I love working in the fitness industry BUT there is a huge gap in knowledge, research and consideration to a woman’s life stages. So, here are 3 things I think, the industry should do better.
Education for personal trainers and coaches
It starts HERE! With the education that personal trainers are given as part of their basic qualification. Now, my training was a decade ago…however, there was not a huge amount of differentiation between men and women. And definitely no mention of the distinct life events where women require a different approach to men. For example, pregnancy, post-partum, menopause or peri-menopause, post hysterectomy. Many women will be pregnant/postpartum and ALL women will experience menopause (at some point). Yet, a course covering these is often seen as SPECIALIST!! You can see this gets me fired up, right!
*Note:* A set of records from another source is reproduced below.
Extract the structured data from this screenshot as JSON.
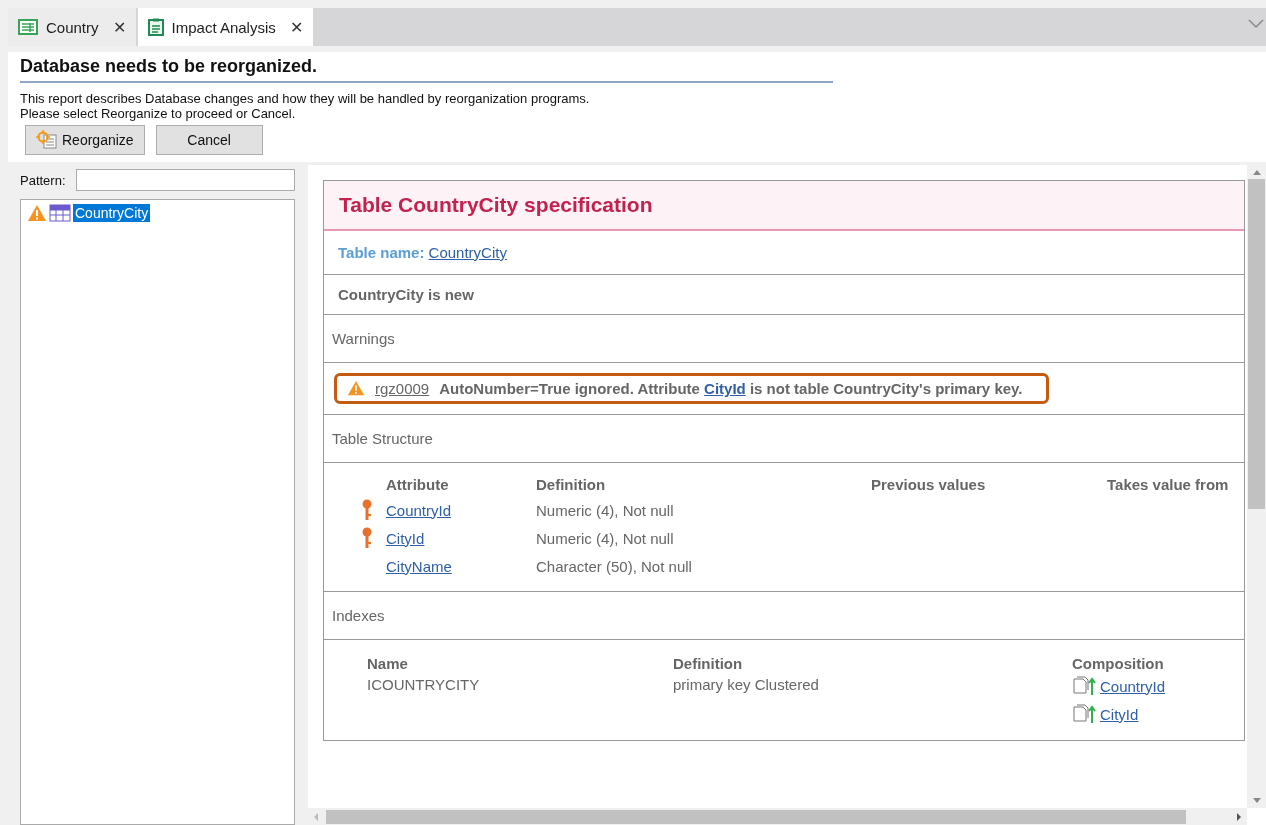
{
  "tabs": [
    {
      "label": "Country",
      "kind": "table",
      "selected": false,
      "close": "✕"
    },
    {
      "label": "Impact Analysis",
      "kind": "report",
      "selected": true,
      "close": "✕"
    }
  ],
  "header": {
    "title": "Database needs to be reorganized.",
    "description": [
      "This report describes Database changes and how they will be handled by reorganization programs.",
      "Please select Reorganize to proceed or Cancel."
    ],
    "buttons": [
      {
        "label": "Reorganize",
        "kind": "icon"
      },
      {
        "label": "Cancel",
        "kind": "plain"
      }
    ]
  },
  "sidebar": {
    "pattern_label": "Pattern:",
    "tree_items": [
      {
        "label": "CountryCity",
        "selected": true,
        "warning": true
      }
    ]
  },
  "spec": {
    "title": "Table CountryCity specification",
    "table_name_label": "Table name:",
    "table_name": "CountryCity",
    "status": "CountryCity is new",
    "warnings": {
      "header": "Warnings",
      "items": [
        {
          "code": "rgz0009",
          "before": "AutoNumber=True ignored. Attribute",
          "link": "CityId",
          "after": "is not table CountryCity's primary key.",
          "highlighted": true
        }
      ]
    },
    "structure": {
      "header": "Table Structure",
      "columns": [
        "Attribute",
        "Definition",
        "Previous values",
        "Takes value from"
      ],
      "rows": [
        {
          "attribute": "CountryId",
          "definition": "Numeric (4), Not null",
          "key": true
        },
        {
          "attribute": "CityId",
          "definition": "Numeric (4), Not null",
          "key": true
        },
        {
          "attribute": "CityName",
          "definition": "Character (50), Not null",
          "key": false
        }
      ]
    },
    "indexes": {
      "header": "Indexes",
      "columns": [
        "Name",
        "Definition",
        "Composition"
      ],
      "rows": [
        {
          "name": "ICOUNTRYCITY",
          "definition": "primary key Clustered",
          "composition": [
            "CountryId",
            "CityId"
          ]
        }
      ]
    }
  }
}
When trainers are better trained, they ask better questions and can create programmes and training that truly help women. Training companies need to step up and improve their basic education.
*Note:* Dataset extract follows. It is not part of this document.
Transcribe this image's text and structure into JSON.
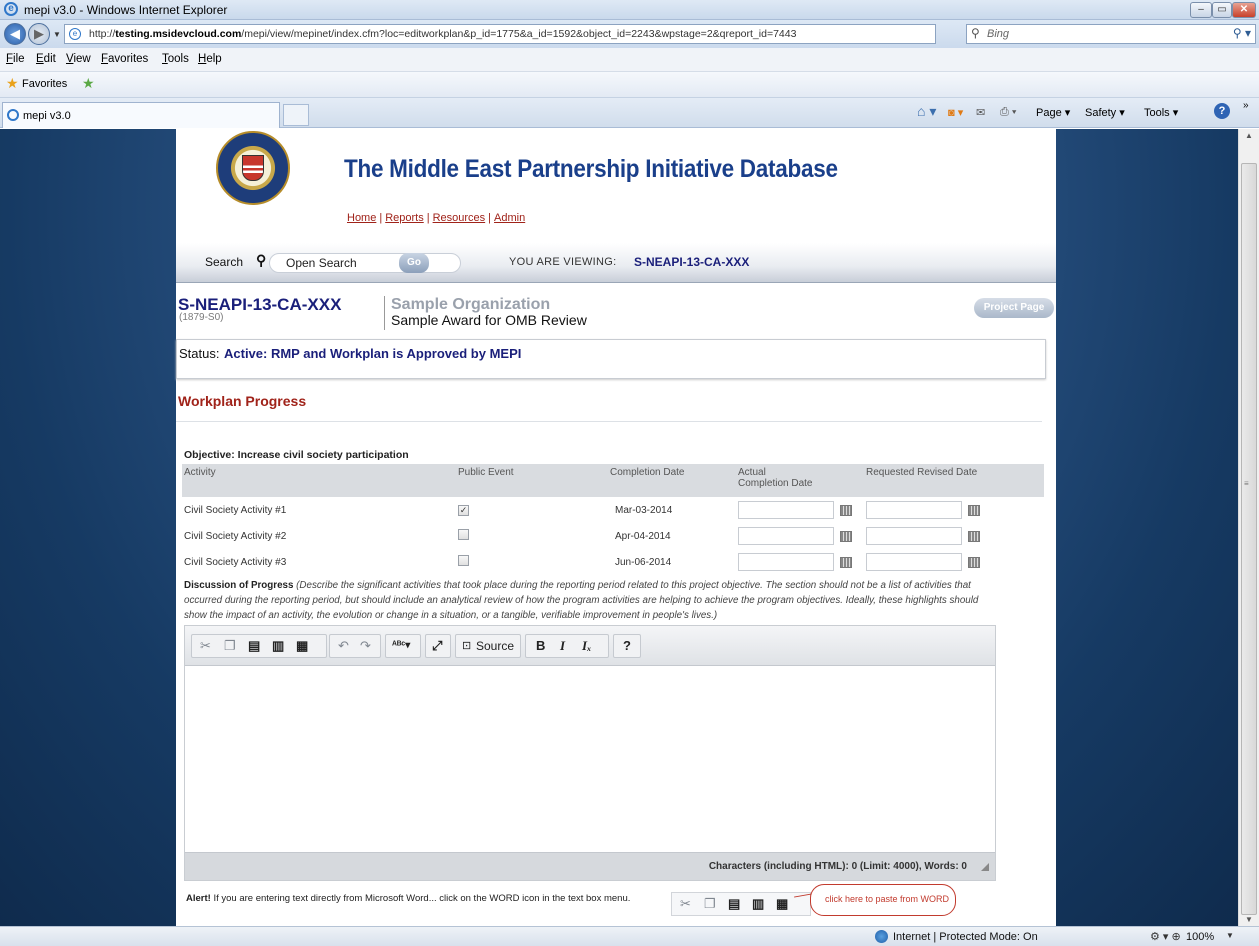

Better screening questions
I often share this experience of being screened in a CrossFit gym and being asked about whether I had given birth. I replied yes and felt that my recovery was tricky. Aaaaaaand onto the next question. It’s great that they asked about birth but the fitness industry needs to equip coaches and personal trainers to probe and interpret these kinds of answers (and refer to if needed).
Key questions to include on screening forms
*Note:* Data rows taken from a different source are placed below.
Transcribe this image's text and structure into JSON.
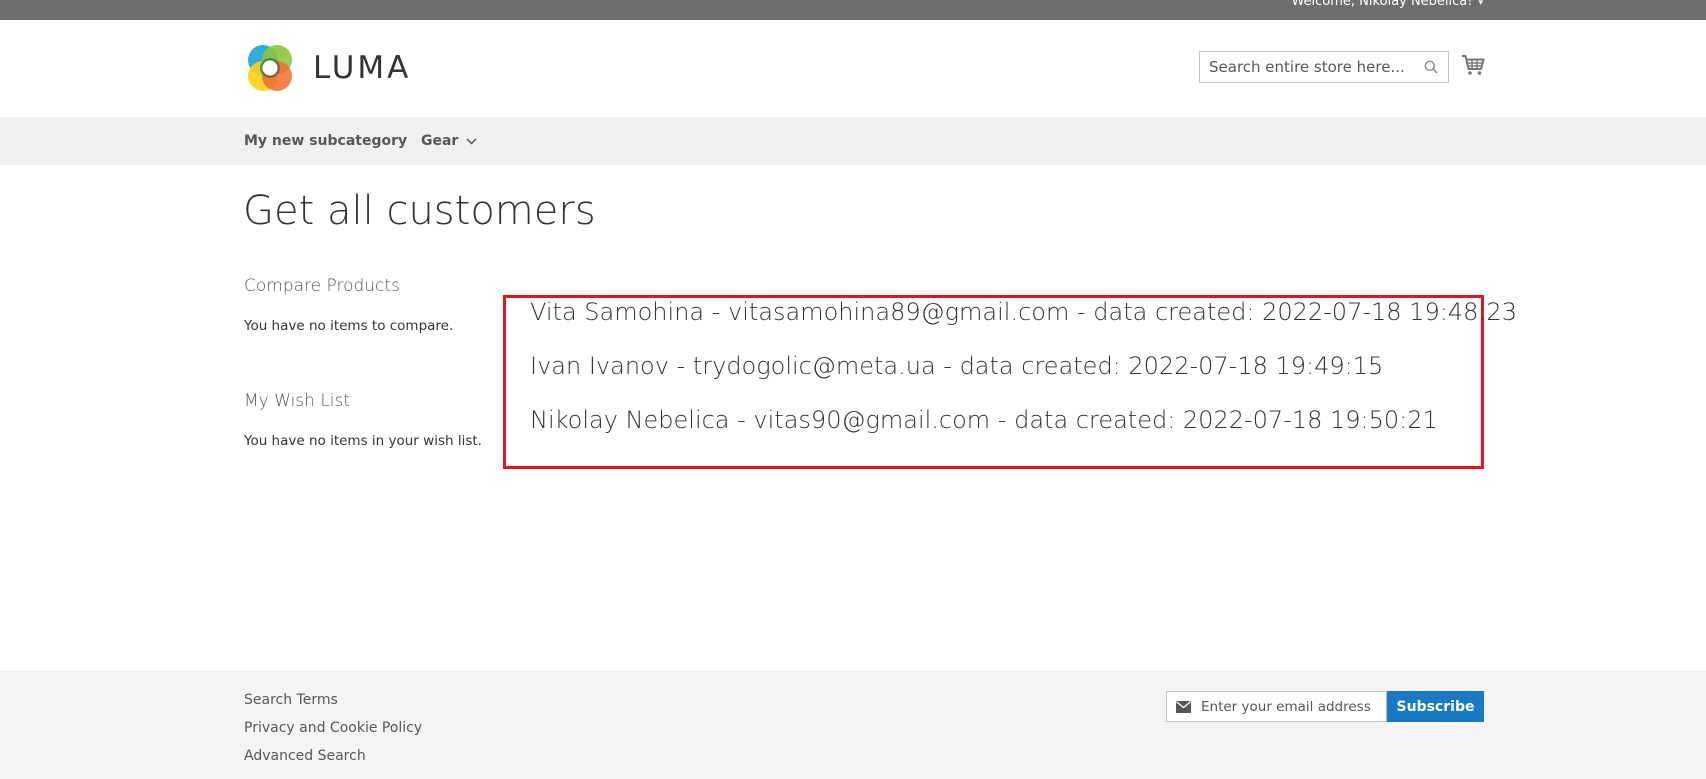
{
  "topbar": {
    "welcome": "Welcome, Nikolay Nebelica!"
  },
  "header": {
    "logo_text": "LUMA",
    "search_placeholder": "Search entire store here...",
    "icons": {
      "search": "search-icon",
      "cart": "cart-icon"
    }
  },
  "nav": {
    "items": [
      {
        "label": "My new subcategory"
      },
      {
        "label": "Gear"
      }
    ]
  },
  "main": {
    "title": "Get all customers",
    "customers": [
      "Vita Samohina - vitasamohina89@gmail.com - data created: 2022-07-18 19:48:23",
      "Ivan Ivanov - trydogolic@meta.ua - data created: 2022-07-18 19:49:15",
      "Nikolay Nebelica - vitas90@gmail.com - data created: 2022-07-18 19:50:21"
    ],
    "highlight_color": "#e3151e"
  },
  "sidebar": {
    "compare": {
      "title": "Compare Products",
      "empty": "You have no items to compare."
    },
    "wishlist": {
      "title": "My Wish List",
      "empty": "You have no items in your wish list."
    }
  },
  "footer": {
    "links": [
      "Search Terms",
      "Privacy and Cookie Policy",
      "Advanced Search"
    ],
    "newsletter": {
      "placeholder": "Enter your email address",
      "button": "Subscribe"
    },
    "accent_color": "#1979c3"
  }
}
- When did you give birth?
- What kind of delivery did you have?
- If any, do you experience any symptoms of heaviness, leaking, or pain with any activity?
- How is your menstrual cycle? and how does it affect your training?
- Have you had any injury or surgery to the pelvic area?
If you’d like to read more about better screening questions, I have a blog here which I will link to.
Better sports science research on women
Because their bodies and physiology are different!! The good news is, there is more research, but the bad news is that can take years to disseminate. Plus, it can take even longer to be incorporated into training programmes/recommendations.
The advice I often give to clients who are working with a trainer is to simply ask whether “is that also appropriate for my body”. It’s not to trick them or show that they don’t know, but to help them question and seek answers.
And I have been here too! In fact, my motivation for going deeper and learning more about pelvic health was because I had clients where I didn’t know the answers to their questions. Or felt what I did know was not sufficient.
The purpose of this blog is not to point the finger at coaches and personal trainers. But to highlight that the information about womens bodies (particularly around big life events) is not taught at the basic level.